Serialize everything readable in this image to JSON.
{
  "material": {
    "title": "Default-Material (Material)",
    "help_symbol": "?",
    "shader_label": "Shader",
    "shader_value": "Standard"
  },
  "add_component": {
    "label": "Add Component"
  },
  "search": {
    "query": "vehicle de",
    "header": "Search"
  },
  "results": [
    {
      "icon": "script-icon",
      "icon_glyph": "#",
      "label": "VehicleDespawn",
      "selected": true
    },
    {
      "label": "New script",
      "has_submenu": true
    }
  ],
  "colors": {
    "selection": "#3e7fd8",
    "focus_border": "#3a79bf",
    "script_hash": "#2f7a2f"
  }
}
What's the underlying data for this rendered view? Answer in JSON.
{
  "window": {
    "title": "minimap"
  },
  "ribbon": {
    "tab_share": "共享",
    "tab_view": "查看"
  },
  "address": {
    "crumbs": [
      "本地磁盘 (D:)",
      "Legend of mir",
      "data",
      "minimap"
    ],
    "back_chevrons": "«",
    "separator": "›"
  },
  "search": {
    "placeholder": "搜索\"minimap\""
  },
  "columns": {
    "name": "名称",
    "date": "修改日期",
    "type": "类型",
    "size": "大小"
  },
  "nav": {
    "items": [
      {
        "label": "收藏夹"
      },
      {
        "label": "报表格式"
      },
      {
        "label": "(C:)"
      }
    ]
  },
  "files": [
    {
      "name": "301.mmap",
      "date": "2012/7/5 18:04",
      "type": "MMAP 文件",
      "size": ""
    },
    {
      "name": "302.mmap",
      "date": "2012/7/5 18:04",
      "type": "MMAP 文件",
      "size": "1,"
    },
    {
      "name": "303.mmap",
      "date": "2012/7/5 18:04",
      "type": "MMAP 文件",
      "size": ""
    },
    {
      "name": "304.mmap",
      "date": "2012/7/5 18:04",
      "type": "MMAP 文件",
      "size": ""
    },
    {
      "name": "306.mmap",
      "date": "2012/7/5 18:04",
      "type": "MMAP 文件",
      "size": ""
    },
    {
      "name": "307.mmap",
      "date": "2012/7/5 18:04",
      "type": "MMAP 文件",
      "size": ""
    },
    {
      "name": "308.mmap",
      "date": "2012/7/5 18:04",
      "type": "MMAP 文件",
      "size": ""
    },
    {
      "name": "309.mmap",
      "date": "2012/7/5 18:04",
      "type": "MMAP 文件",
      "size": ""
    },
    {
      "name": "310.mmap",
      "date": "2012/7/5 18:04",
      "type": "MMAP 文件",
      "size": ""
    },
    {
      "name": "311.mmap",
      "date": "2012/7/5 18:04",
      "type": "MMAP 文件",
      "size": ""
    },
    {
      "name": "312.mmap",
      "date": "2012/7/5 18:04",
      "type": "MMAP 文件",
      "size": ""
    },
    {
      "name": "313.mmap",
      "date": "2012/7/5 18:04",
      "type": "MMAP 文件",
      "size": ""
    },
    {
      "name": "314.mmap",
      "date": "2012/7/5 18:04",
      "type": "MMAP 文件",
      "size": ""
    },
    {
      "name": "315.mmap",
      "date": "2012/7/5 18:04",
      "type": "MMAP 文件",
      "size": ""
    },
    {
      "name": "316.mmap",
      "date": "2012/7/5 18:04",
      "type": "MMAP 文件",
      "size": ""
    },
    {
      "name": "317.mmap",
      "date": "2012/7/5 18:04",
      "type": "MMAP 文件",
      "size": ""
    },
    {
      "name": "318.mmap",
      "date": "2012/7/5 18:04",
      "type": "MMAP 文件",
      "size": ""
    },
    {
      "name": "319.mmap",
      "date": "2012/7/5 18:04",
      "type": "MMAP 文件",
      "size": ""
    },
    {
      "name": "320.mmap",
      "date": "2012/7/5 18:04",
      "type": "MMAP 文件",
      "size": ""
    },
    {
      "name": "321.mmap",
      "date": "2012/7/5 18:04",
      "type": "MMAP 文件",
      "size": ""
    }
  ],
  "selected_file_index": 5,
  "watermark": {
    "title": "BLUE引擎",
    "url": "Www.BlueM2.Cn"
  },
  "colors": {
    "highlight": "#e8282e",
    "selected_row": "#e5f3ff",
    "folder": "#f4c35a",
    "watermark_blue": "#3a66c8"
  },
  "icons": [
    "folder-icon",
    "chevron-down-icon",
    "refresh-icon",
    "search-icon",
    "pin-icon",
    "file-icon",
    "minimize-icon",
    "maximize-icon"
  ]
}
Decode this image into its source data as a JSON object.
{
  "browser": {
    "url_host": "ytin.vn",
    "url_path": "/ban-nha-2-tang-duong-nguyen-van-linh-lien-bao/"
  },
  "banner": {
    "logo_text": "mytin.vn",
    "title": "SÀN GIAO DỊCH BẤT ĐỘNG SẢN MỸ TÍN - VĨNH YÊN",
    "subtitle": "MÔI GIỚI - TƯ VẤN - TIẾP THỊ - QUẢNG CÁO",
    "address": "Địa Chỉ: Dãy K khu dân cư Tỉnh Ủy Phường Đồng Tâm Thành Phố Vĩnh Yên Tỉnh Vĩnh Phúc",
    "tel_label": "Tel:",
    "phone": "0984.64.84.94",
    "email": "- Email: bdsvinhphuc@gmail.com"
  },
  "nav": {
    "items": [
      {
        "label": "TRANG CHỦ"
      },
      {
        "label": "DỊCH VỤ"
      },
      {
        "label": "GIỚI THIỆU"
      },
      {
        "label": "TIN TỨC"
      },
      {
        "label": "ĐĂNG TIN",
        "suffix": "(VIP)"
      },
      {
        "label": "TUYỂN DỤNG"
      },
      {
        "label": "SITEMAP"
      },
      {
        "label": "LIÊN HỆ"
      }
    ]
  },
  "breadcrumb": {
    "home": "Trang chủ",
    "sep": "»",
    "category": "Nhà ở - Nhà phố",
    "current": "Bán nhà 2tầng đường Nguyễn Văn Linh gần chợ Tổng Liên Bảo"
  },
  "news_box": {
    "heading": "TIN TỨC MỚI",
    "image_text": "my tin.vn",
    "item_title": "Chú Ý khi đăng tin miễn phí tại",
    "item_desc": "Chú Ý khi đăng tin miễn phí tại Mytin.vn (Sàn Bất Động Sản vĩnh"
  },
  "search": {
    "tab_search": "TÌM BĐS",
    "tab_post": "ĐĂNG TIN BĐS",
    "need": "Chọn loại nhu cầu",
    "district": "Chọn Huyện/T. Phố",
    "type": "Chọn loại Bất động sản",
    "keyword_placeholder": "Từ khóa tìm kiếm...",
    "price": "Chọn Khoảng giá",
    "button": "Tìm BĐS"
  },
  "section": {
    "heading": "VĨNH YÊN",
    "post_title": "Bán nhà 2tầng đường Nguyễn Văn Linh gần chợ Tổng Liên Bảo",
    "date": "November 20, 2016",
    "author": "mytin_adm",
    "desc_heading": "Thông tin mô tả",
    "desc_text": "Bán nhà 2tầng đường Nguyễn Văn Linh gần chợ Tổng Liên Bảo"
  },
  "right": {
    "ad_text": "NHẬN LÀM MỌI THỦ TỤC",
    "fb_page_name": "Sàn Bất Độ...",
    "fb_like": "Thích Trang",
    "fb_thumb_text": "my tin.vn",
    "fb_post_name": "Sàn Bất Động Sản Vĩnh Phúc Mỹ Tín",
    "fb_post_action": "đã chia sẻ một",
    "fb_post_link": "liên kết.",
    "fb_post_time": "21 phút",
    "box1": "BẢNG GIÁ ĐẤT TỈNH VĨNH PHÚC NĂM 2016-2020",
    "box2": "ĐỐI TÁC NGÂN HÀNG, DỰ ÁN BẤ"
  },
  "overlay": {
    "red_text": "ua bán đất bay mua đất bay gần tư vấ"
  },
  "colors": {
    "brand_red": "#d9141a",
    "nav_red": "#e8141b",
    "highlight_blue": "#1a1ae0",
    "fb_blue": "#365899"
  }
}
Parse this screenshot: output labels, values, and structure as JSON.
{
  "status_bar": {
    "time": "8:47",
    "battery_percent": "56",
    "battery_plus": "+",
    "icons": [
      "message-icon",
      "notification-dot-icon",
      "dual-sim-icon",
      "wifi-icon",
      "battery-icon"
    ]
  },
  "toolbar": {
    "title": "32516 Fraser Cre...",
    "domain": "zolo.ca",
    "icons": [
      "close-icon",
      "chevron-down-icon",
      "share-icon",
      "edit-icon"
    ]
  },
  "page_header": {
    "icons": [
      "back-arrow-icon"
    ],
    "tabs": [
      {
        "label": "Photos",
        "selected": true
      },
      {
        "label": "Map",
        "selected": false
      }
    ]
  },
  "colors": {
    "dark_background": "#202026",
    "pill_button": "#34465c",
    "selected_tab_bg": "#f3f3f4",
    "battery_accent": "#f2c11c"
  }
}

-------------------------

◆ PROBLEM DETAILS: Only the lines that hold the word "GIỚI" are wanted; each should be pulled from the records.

◆ ANSWER FOR THE TASK:
    "subtitle": "MÔI GIỚI - TƯ VẤN - TIẾP THỊ - QUẢNG CÁO",
        "label": "GIỚI THIỆU"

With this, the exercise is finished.